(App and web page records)
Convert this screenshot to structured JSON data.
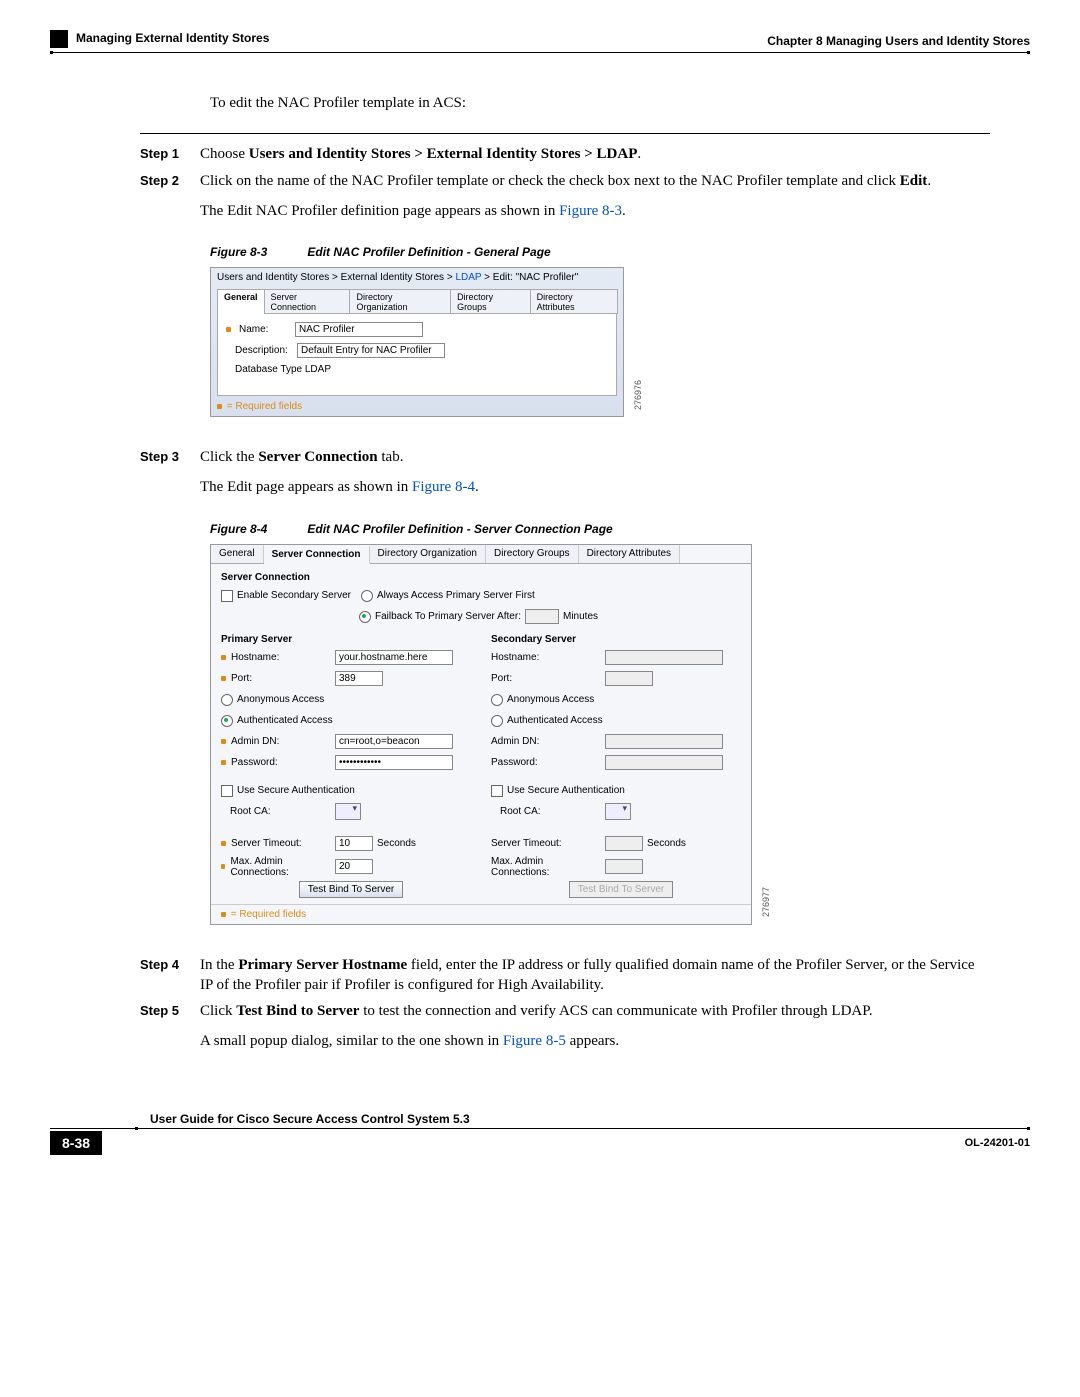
{
  "header": {
    "chapter": "Chapter 8      Managing Users and Identity Stores",
    "section": "Managing External Identity Stores"
  },
  "intro": "To edit the NAC Profiler template in ACS:",
  "steps": {
    "s1": {
      "label": "Step 1",
      "pre": "Choose ",
      "bold": "Users and Identity Stores > External Identity Stores > LDAP",
      "post": "."
    },
    "s2": {
      "label": "Step 2",
      "line1a": "Click on the name of the NAC Profiler template or check the check box next to the NAC Profiler template and click ",
      "line1b": "Edit",
      "line1c": ".",
      "line2a": "The Edit NAC Profiler definition page appears as shown in ",
      "line2b": "Figure 8-3",
      "line2c": "."
    },
    "s3": {
      "label": "Step 3",
      "line1a": "Click the ",
      "line1b": "Server Connection",
      "line1c": " tab.",
      "line2a": "The Edit page appears as shown in ",
      "line2b": "Figure 8-4",
      "line2c": "."
    },
    "s4": {
      "label": "Step 4",
      "a": "In the ",
      "b": "Primary Server Hostname",
      "c": " field, enter the IP address or fully qualified domain name of the Profiler Server, or the Service IP of the Profiler pair if Profiler is configured for High Availability."
    },
    "s5": {
      "label": "Step 5",
      "a": "Click ",
      "b": "Test Bind to Server",
      "c": " to test the connection and verify ACS can communicate with Profiler through LDAP.",
      "d": "A small popup dialog, similar to the one shown in ",
      "e": "Figure 8-5",
      "f": " appears."
    }
  },
  "fig83": {
    "cap_num": "Figure 8-3",
    "cap_title": "Edit NAC Profiler Definition - General Page",
    "crumb_pre": "Users and Identity Stores > External Identity Stores > ",
    "crumb_link": "LDAP",
    "crumb_post": " > Edit: \"NAC Profiler\"",
    "tabs": [
      "General",
      "Server Connection",
      "Directory Organization",
      "Directory Groups",
      "Directory Attributes"
    ],
    "name_label": "Name:",
    "name_val": "NAC Profiler",
    "desc_label": "Description:",
    "desc_val": "Default Entry for NAC Profiler",
    "dbtype": "Database Type LDAP",
    "reqnote": " = Required fields",
    "sidecode": "276976"
  },
  "fig84": {
    "cap_num": "Figure 8-4",
    "cap_title": "Edit NAC Profiler Definition - Server Connection Page",
    "tabs": [
      "General",
      "Server Connection",
      "Directory Organization",
      "Directory Groups",
      "Directory Attributes"
    ],
    "section_title": "Server Connection",
    "enable_secondary": "Enable Secondary Server",
    "always_first": "Always Access Primary Server First",
    "failback": "Failback To Primary Server After:",
    "failback_unit": "Minutes",
    "primary_title": "Primary Server",
    "secondary_title": "Secondary Server",
    "hostname": "Hostname:",
    "hostname_val": "your.hostname.here",
    "port": "Port:",
    "port_val": "389",
    "anon": "Anonymous Access",
    "auth": "Authenticated Access",
    "admindn": "Admin DN:",
    "admindn_val": "cn=root,o=beacon",
    "password": "Password:",
    "password_val": "••••••••••••",
    "secure": "Use Secure Authentication",
    "rootca": "Root CA:",
    "timeout": "Server Timeout:",
    "timeout_val": "10",
    "timeout_unit": "Seconds",
    "maxconn": "Max. Admin Connections:",
    "maxconn_val": "20",
    "testbtn": "Test Bind To Server",
    "reqnote": " = Required fields",
    "sidecode": "276977"
  },
  "footer": {
    "guide": "User Guide for Cisco Secure Access Control System 5.3",
    "pagenum": "8-38",
    "docid": "OL-24201-01"
  }
}
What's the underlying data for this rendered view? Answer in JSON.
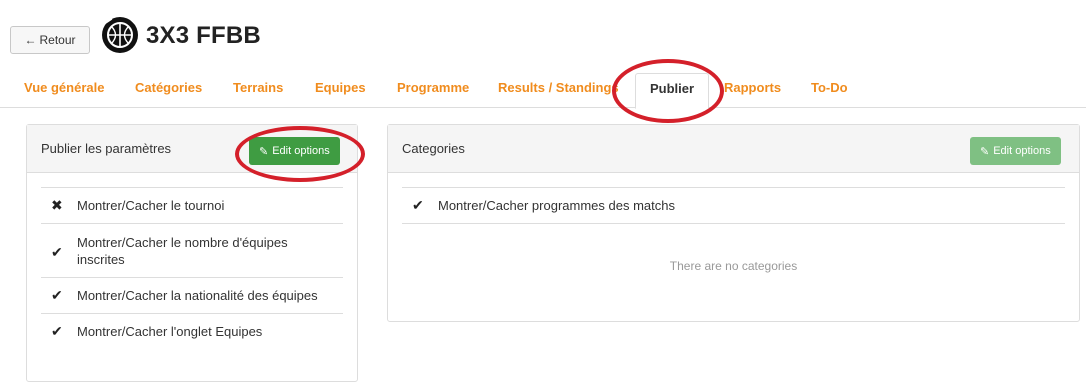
{
  "header": {
    "back_label": "Retour",
    "title": "3X3 FFBB"
  },
  "tabs": [
    {
      "label": "Vue générale",
      "active": false
    },
    {
      "label": "Catégories",
      "active": false
    },
    {
      "label": "Terrains",
      "active": false
    },
    {
      "label": "Equipes",
      "active": false
    },
    {
      "label": "Programme",
      "active": false
    },
    {
      "label": "Results / Standings",
      "active": false
    },
    {
      "label": "Publier",
      "active": true
    },
    {
      "label": "Rapports",
      "active": false
    },
    {
      "label": "To-Do",
      "active": false
    }
  ],
  "publish_panel": {
    "title": "Publier les paramètres",
    "edit_label": "Edit options",
    "items": [
      {
        "label": "Montrer/Cacher le tournoi",
        "state": "cross-icon"
      },
      {
        "label": "Montrer/Cacher le nombre d'équipes inscrites",
        "state": "check-icon"
      },
      {
        "label": "Montrer/Cacher la nationalité des équipes",
        "state": "check-icon"
      },
      {
        "label": "Montrer/Cacher l'onglet Equipes",
        "state": "check-icon"
      }
    ]
  },
  "categories_panel": {
    "title": "Categories",
    "edit_label": "Edit options",
    "items": [
      {
        "label": "Montrer/Cacher programmes des matchs",
        "state": "check-icon"
      }
    ],
    "empty_message": "There are no categories"
  },
  "colors": {
    "tab_text": "#f08c1e",
    "edit_button": "#3f9c42",
    "edit_button_disabled": "#7fc083",
    "annotation_ring": "#d4202a"
  }
}
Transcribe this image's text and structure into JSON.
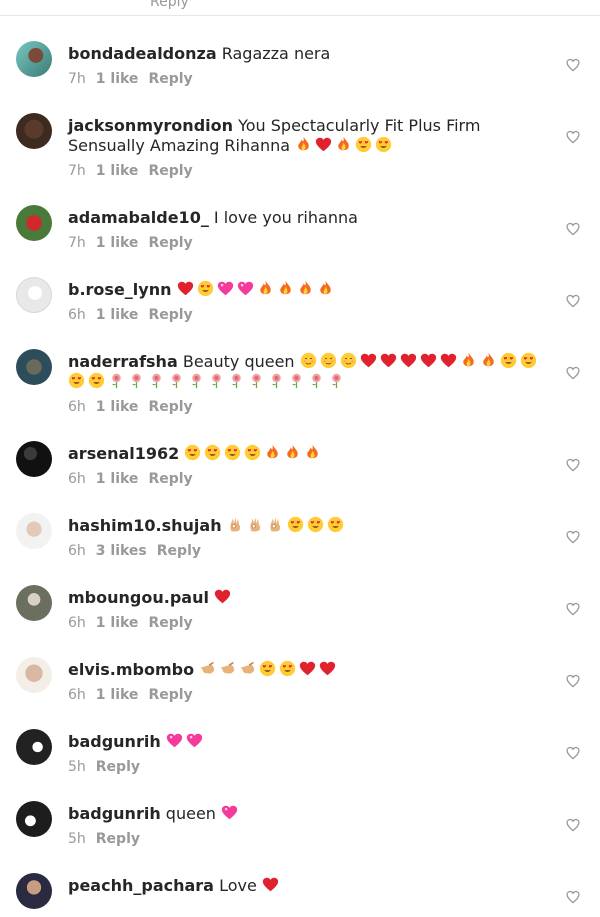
{
  "top_cut_text": "Reply",
  "comments": [
    {
      "username": "bondadealdonza",
      "text": "Ragazza nera",
      "emojis": [],
      "time": "7h",
      "likes": "1 like",
      "reply": "Reply"
    },
    {
      "username": "jacksonmyrondion",
      "text": "You Spectacularly Fit Plus Firm Sensually Amazing Rihanna",
      "emojis": [
        "fire",
        "red-heart",
        "fire",
        "heart-eyes",
        "heart-eyes"
      ],
      "time": "7h",
      "likes": "1 like",
      "reply": "Reply"
    },
    {
      "username": "adamabalde10_",
      "text": "I love you rihanna",
      "emojis": [],
      "time": "7h",
      "likes": "1 like",
      "reply": "Reply"
    },
    {
      "username": "b.rose_lynn",
      "text": "",
      "emojis": [
        "red-heart",
        "heart-eyes",
        "pink-heart",
        "pink-heart",
        "fire",
        "fire",
        "fire",
        "fire"
      ],
      "time": "6h",
      "likes": "1 like",
      "reply": "Reply"
    },
    {
      "username": "naderrafsha",
      "text": "Beauty queen",
      "emojis": [
        "blush",
        "blush",
        "blush",
        "red-heart",
        "red-heart",
        "red-heart",
        "red-heart",
        "red-heart",
        "fire",
        "fire",
        "heart-eyes",
        "heart-eyes",
        "heart-eyes",
        "heart-eyes",
        "rose",
        "rose",
        "rose",
        "rose",
        "rose",
        "rose",
        "rose",
        "rose",
        "rose",
        "rose",
        "rose",
        "rose"
      ],
      "time": "6h",
      "likes": "1 like",
      "reply": "Reply"
    },
    {
      "username": "arsenal1962",
      "text": "",
      "emojis": [
        "heart-eyes",
        "heart-eyes",
        "heart-eyes",
        "heart-eyes",
        "fire",
        "fire",
        "fire"
      ],
      "time": "6h",
      "likes": "1 like",
      "reply": "Reply"
    },
    {
      "username": "hashim10.shujah",
      "text": "",
      "emojis": [
        "ok-hand",
        "ok-hand",
        "ok-hand",
        "heart-eyes",
        "heart-eyes",
        "heart-eyes"
      ],
      "time": "6h",
      "likes": "3 likes",
      "reply": "Reply"
    },
    {
      "username": "mboungou.paul",
      "text": "",
      "emojis": [
        "red-heart"
      ],
      "time": "6h",
      "likes": "1 like",
      "reply": "Reply"
    },
    {
      "username": "elvis.mbombo",
      "text": "",
      "emojis": [
        "point",
        "point",
        "point",
        "heart-eyes",
        "heart-eyes",
        "red-heart",
        "red-heart"
      ],
      "time": "6h",
      "likes": "1 like",
      "reply": "Reply"
    },
    {
      "username": "badgunrih",
      "text": "",
      "emojis": [
        "pink-heart",
        "pink-heart"
      ],
      "time": "5h",
      "likes": "",
      "reply": "Reply"
    },
    {
      "username": "badgunrih",
      "text": "queen",
      "emojis": [
        "pink-heart"
      ],
      "time": "5h",
      "likes": "",
      "reply": "Reply"
    },
    {
      "username": "peachh_pachara",
      "text": "Love",
      "emojis": [
        "red-heart"
      ],
      "time": "",
      "likes": "",
      "reply": ""
    }
  ],
  "colors": {
    "text": "#262626",
    "meta": "#999999",
    "heart_outline": "#999999"
  }
}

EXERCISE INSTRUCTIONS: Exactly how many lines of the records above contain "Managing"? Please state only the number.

ANSWER SPACE: 2